Be the Referee: 40-Second Play Clock

August 30, 2018

In this week's edition, assistant director Brent Rice explains how Michigan is continuing to experiment with a 40-second play clock in football.

Be The Referee is a series of short messages designed to help educate people on the rules of different sports, to help them better understand the art of officiating, and to recruit officials.

Below is this week's segment – 40-Second Play Clock - Listen

There’s an experiment taking place on a number of high school football fields across the state again this year. Michigan is experimenting with a 40-second play clock in football.

This is designed to provide more consistency from play to play as the ball must be snapped 40 seconds after the end of the previous play and is not dependent on the referee’s subjective signal.

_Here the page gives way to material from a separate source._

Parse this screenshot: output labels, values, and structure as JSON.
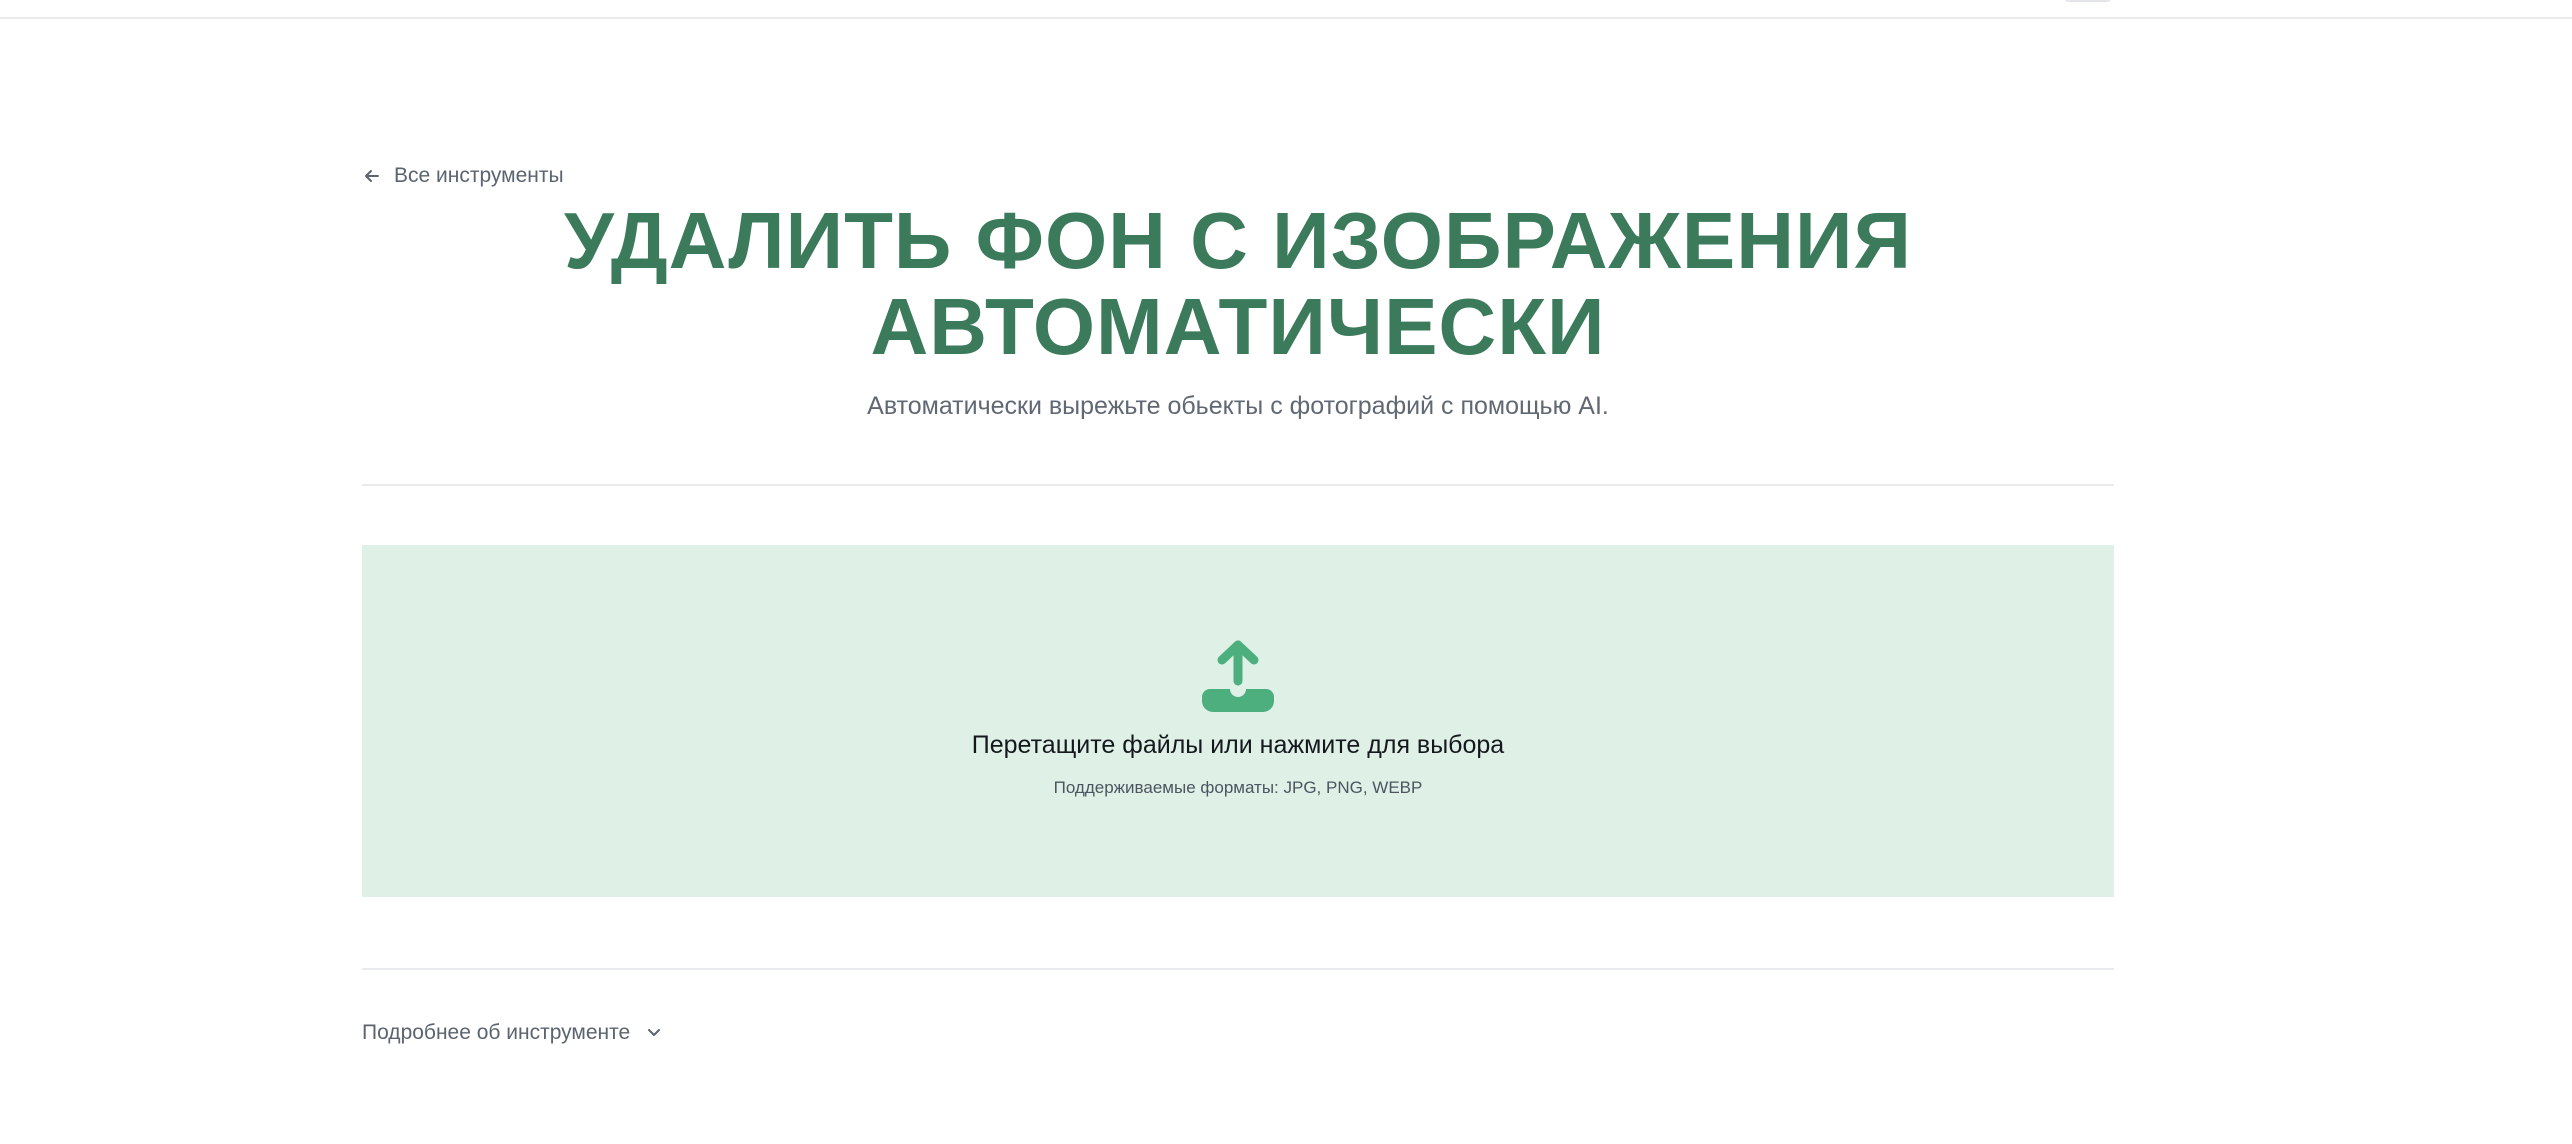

When play is continuing without a stoppage, the 40-second play clock will be used. If play has been stopped for a time out or penalty, the play clock will be set at 25 seconds.

After two seasons, the feedback received from coaches and officials has been very positive, and there’s a possibility the Michigan experiment may become a new national playing rule soon.

Past editions

August 23: Football Rules Changes - Listen

Be the Referee: Officials Registration

By Sam Davis
MHSAA Officials Coordinator

May 30, 2023

Be The Referee is a series of short messages designed to help educate people on the rules of different sports, to help them better understand the art of officiating, and to recruit officials.

Below is this week's segment – Officials Registration - Listen

We talk a lot about the need for registered officials. But how do you sign up? What does it take to become a referee, umpire, or judge?

The steps are simple. Go to MHSAA.com to the Officials Tab, and identify the sport or sports you are interested in. Next, complete the MHSAA Principals of Officiating and the Officials Guidebook exams.

The Officials Guidebook covers basic elements and procedures for becoming a sports official. This first step of the process covers playing rules, ejection protocols, game assignments, and payment of game fees.

Once you pass the exams, it’s time to connect with a locally-approved officials association. The local associations are the ones that provide the training – whether it’s on the court, on the field, on the mats, or video training – to get that person completely immersed in the rules, mechanics, and coverages of what it takes to become a good official.

Previous Editions:

May 23: Soccer Offsides or Goal? - Listen
May 16: Track & Field Exchange Zones - Listen
May 9: Girls Lacrosse Self-Start - Listen
May 2: Baseball/Softball Overthrow - Listen
April 25: Fifth-Quarter/Third-Half Rule - Listen
April 18: Soccer Referee in Play? - Listen
April 11: Softball Strikeout - Listen
March 14: Basketball Instant Replay - Listen
March 7: Hockey Overtime - Listen
Feb. 28: Baker Bowling - Listen
Feb. 21: Ski Finish - Listen
Feb. 14: Swimming Touchpads - Listen
Feb. 7: In or Out-of-Bounds in Wrestling - Listen
Jan. 31: Over the Back - Listen
Jan. 24: Competitive Cheer Judges - Listen
Jan. 17: More Lines - Listen
Jan. 10: On the Line - Listen
Jan. 3: Basketball Measurements - Listen
Dec. 13: Pregame Dunks - Listen
Dec. 6: Gymnastics Judges - Listen
Nov. 22: Football Finals Replay - Listen
Nov. 15: Back Row Illegal Blocker - Listen
Nov. 8: Swim Turn Judges - Listen
Nov. 1: Soccer Referee Jersey Colors - Listen
Oct. 25: Cross Country Tie-Breaker - Listen
Oct. 18: Soccer Shootouts - Listen
Oct. 11: Safety in End ZoneListen
Oct. 4: Football Overtime Penalty - Listen
Sept. 27: Kickoff Goal - Listen
Sept. 20: Soccer Timing - Listen
Sept. 13: Volleyball Replays - Listen
Sept. 6: Switching Sides - Listen
Aug. 30: Play Clock - Listen
Aug. 23: Intentional Grounding Change
- Listen

PHOTO: Officers confer during a soccer match early this season. (Photo by Chris Mudd/National Photo Scout.)